If a thermocouple is pushed part way into the kiln wall, will the thermocouple read hotter or cooler than the firing chamber temperature?
During firing, the temperature in the firebricks or ceramic fiber wall is lower than the firing chamber temperature. If the firing chamber is 2000 degrees F, the outer firebrick surface may be only several hundred degrees. The closer you go toward the outside of the firebrick, the lower the temperature.
So if the thermocouple is pushed into the firebrick wall, the thermocouple will register a lower temperature than the firing chamber. This will cause the controller to keep the elements turned on longer to compensate for the low reading, resulting in an overfire.
If the thermocouple extends into the firing chamber by 1/8" instead of the recommended 3/4" - 1", the overfire will be only a few degrees. If you are firing slowly and the heat has soaked into the firebricks, there might not be an overfire at all. But if the thermocouple tip has been pushed well past the firebrick surface, the overfire could be as high as several hundred degrees F.

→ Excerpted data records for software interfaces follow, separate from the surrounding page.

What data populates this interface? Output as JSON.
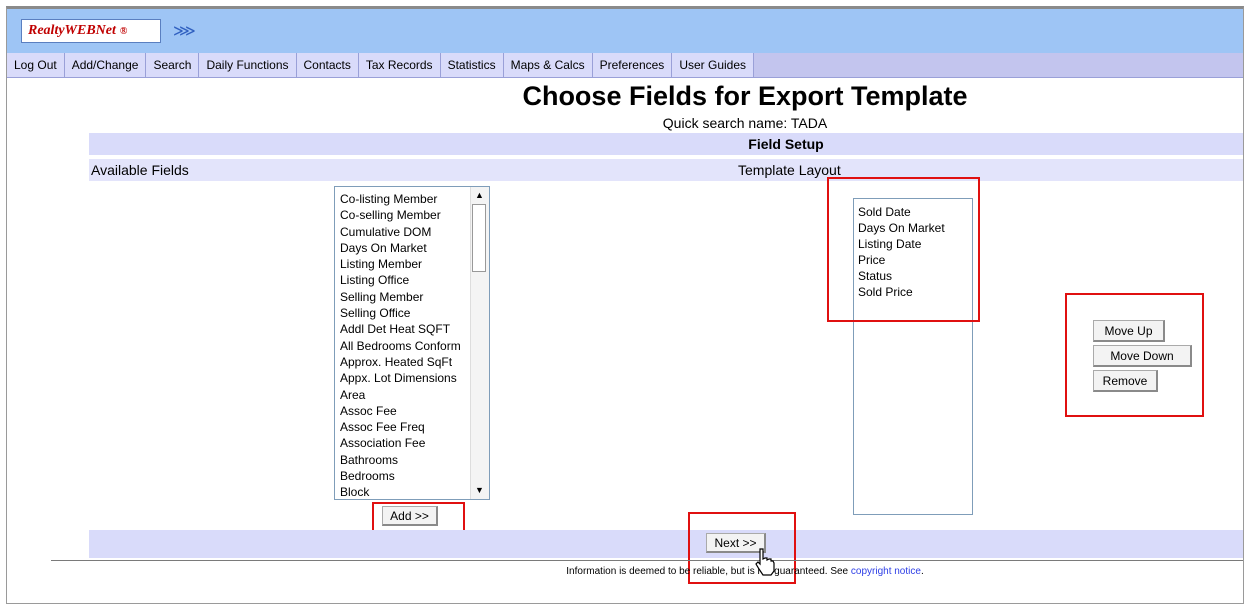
{
  "brand": {
    "logo_text": "RealtyWEBNet",
    "logo_mark": "®",
    "forward_icon": "⋙"
  },
  "nav": {
    "items": [
      "Log Out",
      "Add/Change",
      "Search",
      "Daily Functions",
      "Contacts",
      "Tax Records",
      "Statistics",
      "Maps & Calcs",
      "Preferences",
      "User Guides"
    ]
  },
  "page": {
    "title": "Choose Fields for Export Template",
    "subtitle": "Quick search name: TADA",
    "section_header": "Field Setup",
    "available_label": "Available Fields",
    "layout_label": "Template Layout"
  },
  "available_fields": [
    "Co-listing Member",
    "Co-selling Member",
    "Cumulative DOM",
    "Days On Market",
    "Listing Member",
    "Listing Office",
    "Selling Member",
    "Selling Office",
    "Addl Det Heat SQFT",
    "All Bedrooms Conform",
    "Approx. Heated SqFt",
    "Appx. Lot Dimensions",
    "Area",
    "Assoc Fee",
    "Assoc Fee Freq",
    "Association Fee",
    "Bathrooms",
    "Bedrooms",
    "Block"
  ],
  "template_fields": [
    "Sold Date",
    "Days On Market",
    "Listing Date",
    "Price",
    "Status",
    "Sold Price"
  ],
  "buttons": {
    "add": "Add >>",
    "move_up": "Move Up",
    "move_down": "Move Down",
    "remove": "Remove",
    "next": "Next >>"
  },
  "footer": {
    "text_before": "Information is deemed to be reliable, but is not guaranteed. See ",
    "link": "copyright notice",
    "text_after": "."
  },
  "colors": {
    "nav_bg": "#d9dbfa",
    "header_bg": "#9ec5f5",
    "highlight_box": "#e01010",
    "link": "#2d3ee6"
  }
}
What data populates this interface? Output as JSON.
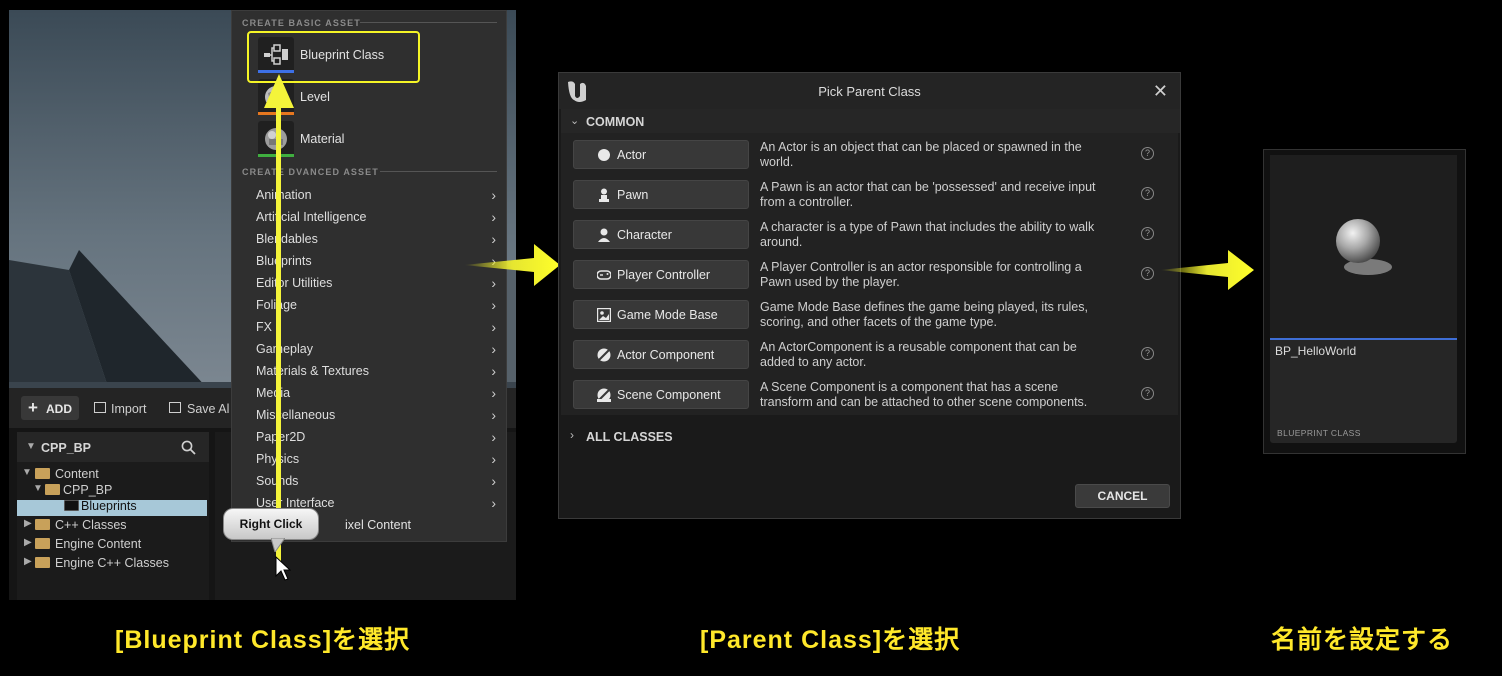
{
  "panel1": {
    "toolbar": {
      "add_label": "ADD",
      "import_label": "Import",
      "save_label": "Save Al"
    },
    "sources": {
      "header": "CPP_BP",
      "tree": [
        "Content",
        "CPP_BP",
        "Blueprints",
        "C++ Classes",
        "Engine Content",
        "Engine C++ Classes"
      ]
    },
    "menu": {
      "basic_header": "CREATE BASIC ASSET",
      "advanced_header": "CREATE ADVANCED ASSET",
      "advanced_header_visible": "CREATE   DVANCED ASSET",
      "basic_items": [
        "Blueprint Class",
        "Level",
        "Material"
      ],
      "advanced_items": [
        "Animation",
        "Artificial Intelligence",
        "Blendables",
        "Blueprints",
        "Editor Utilities",
        "Foliage",
        "FX",
        "Gameplay",
        "Materials & Textures",
        "Media",
        "Miscellaneous",
        "Paper2D",
        "Physics",
        "Sounds",
        "User Interface"
      ],
      "partial_item": "ixel Content"
    },
    "callout": "Right Click",
    "caption": "[Blueprint Class]を選択"
  },
  "dialog": {
    "title": "Pick Parent Class",
    "common_label": "COMMON",
    "all_classes_label": "ALL CLASSES",
    "cancel_label": "CANCEL",
    "classes": [
      {
        "name": "Actor",
        "desc1": "An Actor is an object that can be placed or spawned in the",
        "desc2": "world.",
        "icon": "actor-icon"
      },
      {
        "name": "Pawn",
        "desc1": "A Pawn is an actor that can be 'possessed' and receive input",
        "desc2": "from a controller.",
        "icon": "pawn-icon"
      },
      {
        "name": "Character",
        "desc1": "A character is a type of Pawn that includes the ability to walk",
        "desc2": "around.",
        "icon": "character-icon"
      },
      {
        "name": "Player Controller",
        "desc1": "A Player Controller is an actor responsible for controlling a",
        "desc2": "Pawn used by the player.",
        "icon": "gamepad-icon"
      },
      {
        "name": "Game Mode Base",
        "desc1": "Game Mode Base defines the game being played, its rules,",
        "desc2": "scoring, and other facets of the game type.",
        "icon": "game-mode-icon"
      },
      {
        "name": "Actor Component",
        "desc1": "An ActorComponent is a reusable component that can be",
        "desc2": "added to any actor.",
        "icon": "component-icon"
      },
      {
        "name": "Scene Component",
        "desc1": "A Scene Component is a component that has a scene",
        "desc2": "transform and can be attached to other scene components.",
        "icon": "scene-component-icon"
      }
    ],
    "caption": "[Parent Class]を選択"
  },
  "tile": {
    "name": "BP_HelloWorld",
    "type": "BLUEPRINT CLASS",
    "caption": "名前を設定する"
  },
  "colors": {
    "highlight": "#f5f526",
    "caption": "#ffe82a",
    "selection": "#3e6ed6"
  }
}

Another factor is distance to the elements. If the thermocouple hole is near an element, the kiln might not overfire at all when the thermocouple tip is flush with the firebrick surface.
It is very important not to disturb the thermocouple, either by bumping it with a shelf or twisting it. Twisting the thermocouple can cause the two thermocouple wires to touch each other at some point inside the kiln wall. This could short out the thermocouple tip and cause the thermocouple to read the temperature from inside the firebrick wall where the thermocouple wires are touching. This would overfire the kiln.